Here and there, off the gray dirt road, in the gray grass, beneath the gray trees, under the gray sky, were gray marbled headstones: Fullington, Monroe, Isley, Barlow. Lorelei passed them all. She didn’t know them. She stopped at the base of a short, gray hill and stepped into the wet, gray grass. She climbed slowly. There was no need to hurry.

At the top of the hill, beneath a gray oak tree stood two gray stones: Beloved Father, Beloved Mother. She had made peace with her father’s passing. It had been so long ago, and she hardly remembered his face. Gray moss grew on the front of his gray tombstone. She reached out but did not touch his stone.

Lorelei looked instead to her mother’s grave. The gray dirt still formed a slight gray mound, as it had not fully settled. The headstone was new and smooth. She ran a white hand across the top of the gray stone, across Beloved Mother, across her mother’s name: Julia.

The gray rain continued, but she the gray oak leaves kept her dry. Lorelei closed her black umbrella and set it against the trunk of the gray tree. She had thought about this moment, thought of what she wanted to say, had practiced her speech into her black mirror. Now, the words wouldn’t come. Black tears filled her black eyes, and she cleared her throat. “Mother…”

It didn’t matter, anyway. If her mother was in Heaven, she knew what Lorelei meant to say. She knew it was goodbye, at least for her here. Lorelei hoped God would grant her mercy and let her be with her mother soon. Her father, too.
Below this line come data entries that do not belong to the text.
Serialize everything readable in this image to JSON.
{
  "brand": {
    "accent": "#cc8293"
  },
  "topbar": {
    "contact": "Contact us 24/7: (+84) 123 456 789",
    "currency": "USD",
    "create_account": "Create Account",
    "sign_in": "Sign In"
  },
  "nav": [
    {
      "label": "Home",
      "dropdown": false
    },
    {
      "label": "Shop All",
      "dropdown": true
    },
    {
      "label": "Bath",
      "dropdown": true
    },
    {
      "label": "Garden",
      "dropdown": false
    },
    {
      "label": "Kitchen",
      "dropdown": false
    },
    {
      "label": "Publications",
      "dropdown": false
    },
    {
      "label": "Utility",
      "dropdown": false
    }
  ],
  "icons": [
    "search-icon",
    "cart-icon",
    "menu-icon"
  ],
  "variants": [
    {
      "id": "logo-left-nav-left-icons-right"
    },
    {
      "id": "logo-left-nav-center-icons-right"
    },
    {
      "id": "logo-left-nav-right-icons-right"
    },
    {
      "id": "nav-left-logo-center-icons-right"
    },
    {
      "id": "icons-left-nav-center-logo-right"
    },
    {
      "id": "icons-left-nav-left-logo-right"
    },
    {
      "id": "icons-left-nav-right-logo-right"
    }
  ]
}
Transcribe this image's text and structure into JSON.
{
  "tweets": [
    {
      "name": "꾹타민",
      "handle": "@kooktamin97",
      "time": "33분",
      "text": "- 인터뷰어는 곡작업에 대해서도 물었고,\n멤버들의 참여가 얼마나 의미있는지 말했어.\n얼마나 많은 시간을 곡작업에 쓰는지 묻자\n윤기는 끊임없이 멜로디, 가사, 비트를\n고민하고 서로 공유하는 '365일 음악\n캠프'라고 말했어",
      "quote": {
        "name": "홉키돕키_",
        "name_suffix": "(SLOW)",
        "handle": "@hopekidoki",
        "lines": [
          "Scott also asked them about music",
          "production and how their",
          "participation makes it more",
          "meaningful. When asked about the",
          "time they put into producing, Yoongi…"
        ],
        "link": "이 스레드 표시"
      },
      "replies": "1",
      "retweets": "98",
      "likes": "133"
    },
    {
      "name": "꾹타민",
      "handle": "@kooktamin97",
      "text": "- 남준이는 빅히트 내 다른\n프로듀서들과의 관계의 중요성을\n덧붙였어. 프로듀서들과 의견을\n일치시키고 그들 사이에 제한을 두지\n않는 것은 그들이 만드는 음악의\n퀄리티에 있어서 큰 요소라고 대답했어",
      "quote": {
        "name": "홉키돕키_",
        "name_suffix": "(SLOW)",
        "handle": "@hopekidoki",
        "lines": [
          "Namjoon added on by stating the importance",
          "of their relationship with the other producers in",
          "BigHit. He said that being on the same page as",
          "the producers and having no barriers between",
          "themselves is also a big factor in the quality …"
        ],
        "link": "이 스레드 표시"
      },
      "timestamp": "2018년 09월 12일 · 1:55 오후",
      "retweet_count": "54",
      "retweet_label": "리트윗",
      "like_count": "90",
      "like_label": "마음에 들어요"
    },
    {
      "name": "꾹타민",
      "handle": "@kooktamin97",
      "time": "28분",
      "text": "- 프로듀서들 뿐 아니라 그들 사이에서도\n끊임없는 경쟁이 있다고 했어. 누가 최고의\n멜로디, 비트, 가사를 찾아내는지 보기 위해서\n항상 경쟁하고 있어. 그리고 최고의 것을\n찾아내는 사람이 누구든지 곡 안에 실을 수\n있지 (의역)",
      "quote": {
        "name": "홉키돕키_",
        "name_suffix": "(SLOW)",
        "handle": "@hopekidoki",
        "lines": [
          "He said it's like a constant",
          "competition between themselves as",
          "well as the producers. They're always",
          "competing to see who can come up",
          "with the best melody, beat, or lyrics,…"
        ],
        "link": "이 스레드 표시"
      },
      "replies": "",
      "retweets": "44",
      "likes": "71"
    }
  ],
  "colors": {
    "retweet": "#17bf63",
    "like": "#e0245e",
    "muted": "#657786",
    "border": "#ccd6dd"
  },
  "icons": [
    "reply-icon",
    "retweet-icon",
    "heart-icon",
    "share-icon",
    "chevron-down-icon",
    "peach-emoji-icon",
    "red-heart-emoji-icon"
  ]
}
Lorelei turned and took two steps away from the grave, two steps that left her unprotected by the gray leaves. Gray rain pelted her, and she turned back to retrieve her black umbrella. To her surprise, it was no longer standing at the base of the tree where she had placed it. She walked around the tree, but it wasn’t there. She looked down both sides of the gray hill, thinking perhaps it had fallen over and rolled down the hill. Nothing.

It doesn’t matter, Lorelei thought. I’m going to be very wet soon, anyway. With a sigh, she trudged down the hill without looking back at the graves. At the bottom, she turned and started back down the gray dirt road. She passed through the gray iron gates, towards the gray bridge. As she reached the bridge and ascended the arc, the place where she would say goodbye for the last time, the gray clouds separated, and a yellow sun peeked through. The rain slowed and stopped. There, against the gray railing, at the very spot where she intended to jump, Lorelei found an umbrella leaning against the gray steel. It was not her black umbrella. This one was red, her mother’s favorite color. Julia’s favorite color.

Lorelei lifted the umbrella, and it felt warm in her hands. That warmth spread up her arm, across her face, and down into her chest. It was like the coffee in her stomach, but it wasn’t black.

The rain had stopped, but Lorelei opened the umbrella anyway. The sun broke through the clouds then, the yellow orb filling the now blue skies. Lorelei looked down at her dress, watching as the black melted away, replaced by white, with yellow and brown sunflowers printed on the fabric. The black on her shoes faded to reveal mud-soaked, but otherwise white high-tops. She saw the bridge’s purple splendor, and the azure water in the river below rushed past as she watched, astounded. A trio of brown otters swam by, playing what looked to be a game of tag. A magnificent white duck with her orange bill and orange webbed feet waddled down the down the bank in the green grass, yellow ducklings following behind her, single file. Somewhere nearby, a baby laughed, and it was the sound of pure happiness, perhaps the greatest sound she had ever heard. The world had color again, and Lorelei was warm for the first time in six months. She allowed herself to smile, and her face regained its rosy-beige complexion.

Lorelei reached into her pocket to find a tissue. Her hand rested on her keys, which she realized she would need after all. With the umbrella open above her head, red and vibrant in the midday sun, Lorelei took her first steps out of her gray and black world into a world of color and hope. She could smile again. She could be happy again, and not feel ashamed. She wouldn’t look at her mother’s face today, but she knew her mother was looking down upon her. There would be many more rainy days, but Lorelei, the girl with the red umbrella, knew there would be more sunny days too.